Optimizing data shuffling in data-parallel computation by understanding user-defined functions
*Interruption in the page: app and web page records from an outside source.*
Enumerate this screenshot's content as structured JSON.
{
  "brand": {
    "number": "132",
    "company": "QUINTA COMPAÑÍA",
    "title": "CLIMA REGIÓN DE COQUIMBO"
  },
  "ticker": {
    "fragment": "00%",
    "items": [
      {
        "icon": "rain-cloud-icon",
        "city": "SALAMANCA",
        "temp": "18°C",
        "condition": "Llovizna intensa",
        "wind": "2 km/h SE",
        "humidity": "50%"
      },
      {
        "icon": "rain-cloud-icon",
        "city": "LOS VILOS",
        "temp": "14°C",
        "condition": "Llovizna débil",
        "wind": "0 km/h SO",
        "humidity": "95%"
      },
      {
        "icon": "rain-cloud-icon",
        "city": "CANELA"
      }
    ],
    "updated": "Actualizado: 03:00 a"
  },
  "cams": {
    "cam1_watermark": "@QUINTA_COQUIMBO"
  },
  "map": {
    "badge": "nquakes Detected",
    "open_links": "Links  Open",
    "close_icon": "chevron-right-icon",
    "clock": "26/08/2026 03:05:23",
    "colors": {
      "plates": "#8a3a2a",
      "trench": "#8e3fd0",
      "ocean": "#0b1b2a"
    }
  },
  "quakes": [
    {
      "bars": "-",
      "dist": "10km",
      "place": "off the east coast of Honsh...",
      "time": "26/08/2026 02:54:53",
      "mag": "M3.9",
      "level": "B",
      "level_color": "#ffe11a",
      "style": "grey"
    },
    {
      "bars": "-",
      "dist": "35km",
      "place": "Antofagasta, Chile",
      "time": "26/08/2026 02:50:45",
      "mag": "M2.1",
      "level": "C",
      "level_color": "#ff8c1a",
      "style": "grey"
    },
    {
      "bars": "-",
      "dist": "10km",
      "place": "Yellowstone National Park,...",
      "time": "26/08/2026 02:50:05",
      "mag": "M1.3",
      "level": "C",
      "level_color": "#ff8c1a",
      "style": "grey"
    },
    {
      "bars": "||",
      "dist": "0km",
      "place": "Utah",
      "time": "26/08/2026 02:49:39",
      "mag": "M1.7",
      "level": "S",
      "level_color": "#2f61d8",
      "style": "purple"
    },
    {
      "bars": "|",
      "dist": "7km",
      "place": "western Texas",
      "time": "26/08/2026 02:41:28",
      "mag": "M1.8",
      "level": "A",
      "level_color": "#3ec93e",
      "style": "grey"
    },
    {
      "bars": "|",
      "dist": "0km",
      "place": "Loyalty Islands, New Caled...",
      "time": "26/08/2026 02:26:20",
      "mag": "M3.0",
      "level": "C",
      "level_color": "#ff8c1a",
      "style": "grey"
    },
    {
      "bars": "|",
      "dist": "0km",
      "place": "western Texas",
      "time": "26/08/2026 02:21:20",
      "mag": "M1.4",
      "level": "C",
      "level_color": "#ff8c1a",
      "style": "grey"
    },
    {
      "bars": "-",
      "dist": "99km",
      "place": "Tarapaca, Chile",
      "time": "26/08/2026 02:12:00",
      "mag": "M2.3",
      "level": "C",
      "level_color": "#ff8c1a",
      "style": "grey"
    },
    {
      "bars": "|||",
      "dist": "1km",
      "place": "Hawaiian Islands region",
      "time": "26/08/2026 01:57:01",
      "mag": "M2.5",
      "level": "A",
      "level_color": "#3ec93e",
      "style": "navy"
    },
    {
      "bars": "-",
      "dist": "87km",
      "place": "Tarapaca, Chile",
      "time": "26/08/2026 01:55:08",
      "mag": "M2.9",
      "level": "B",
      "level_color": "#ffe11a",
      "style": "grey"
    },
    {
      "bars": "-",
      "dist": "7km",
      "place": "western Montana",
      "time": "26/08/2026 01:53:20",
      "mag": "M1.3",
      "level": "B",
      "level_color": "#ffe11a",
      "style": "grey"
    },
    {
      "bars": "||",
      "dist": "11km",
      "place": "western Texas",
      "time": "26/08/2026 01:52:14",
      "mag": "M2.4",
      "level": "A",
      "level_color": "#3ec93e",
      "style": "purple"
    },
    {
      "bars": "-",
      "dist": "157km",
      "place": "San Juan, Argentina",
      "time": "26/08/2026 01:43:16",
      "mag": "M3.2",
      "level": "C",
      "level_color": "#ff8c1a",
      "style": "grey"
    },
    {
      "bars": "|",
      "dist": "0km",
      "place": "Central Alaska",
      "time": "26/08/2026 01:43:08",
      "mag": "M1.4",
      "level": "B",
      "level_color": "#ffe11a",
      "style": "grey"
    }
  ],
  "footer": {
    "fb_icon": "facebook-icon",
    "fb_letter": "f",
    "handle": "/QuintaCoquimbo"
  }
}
Map/Reduce style data-parallel computation is characterized by the extensive use of user-defined functions for data processing and relies on data-shuffling stages to prepare data partitions for parallel computation. Instead of treating user-defined functions as "black boxes", we propose to analyze those functions to turn them into "gray boxes" that expose opportunities to optimize data shuffling. We identify useful functional properties for user-defined functions, and propose SUDO, an optimization framework that reasons about data-partition properties, functional properties, and data shuffling. We have assessed this optimization opportunity on over 10,000 data-parallel programs used in production SCOPE clusters, and designed a framework that is incorporated it into the production system. Experiments with real SCOPE programs on real production data have shown that this optimization can save up to 47% in terms of disk and network I/O for shuffling, and up to 48% in terms of cross-pod network traffic.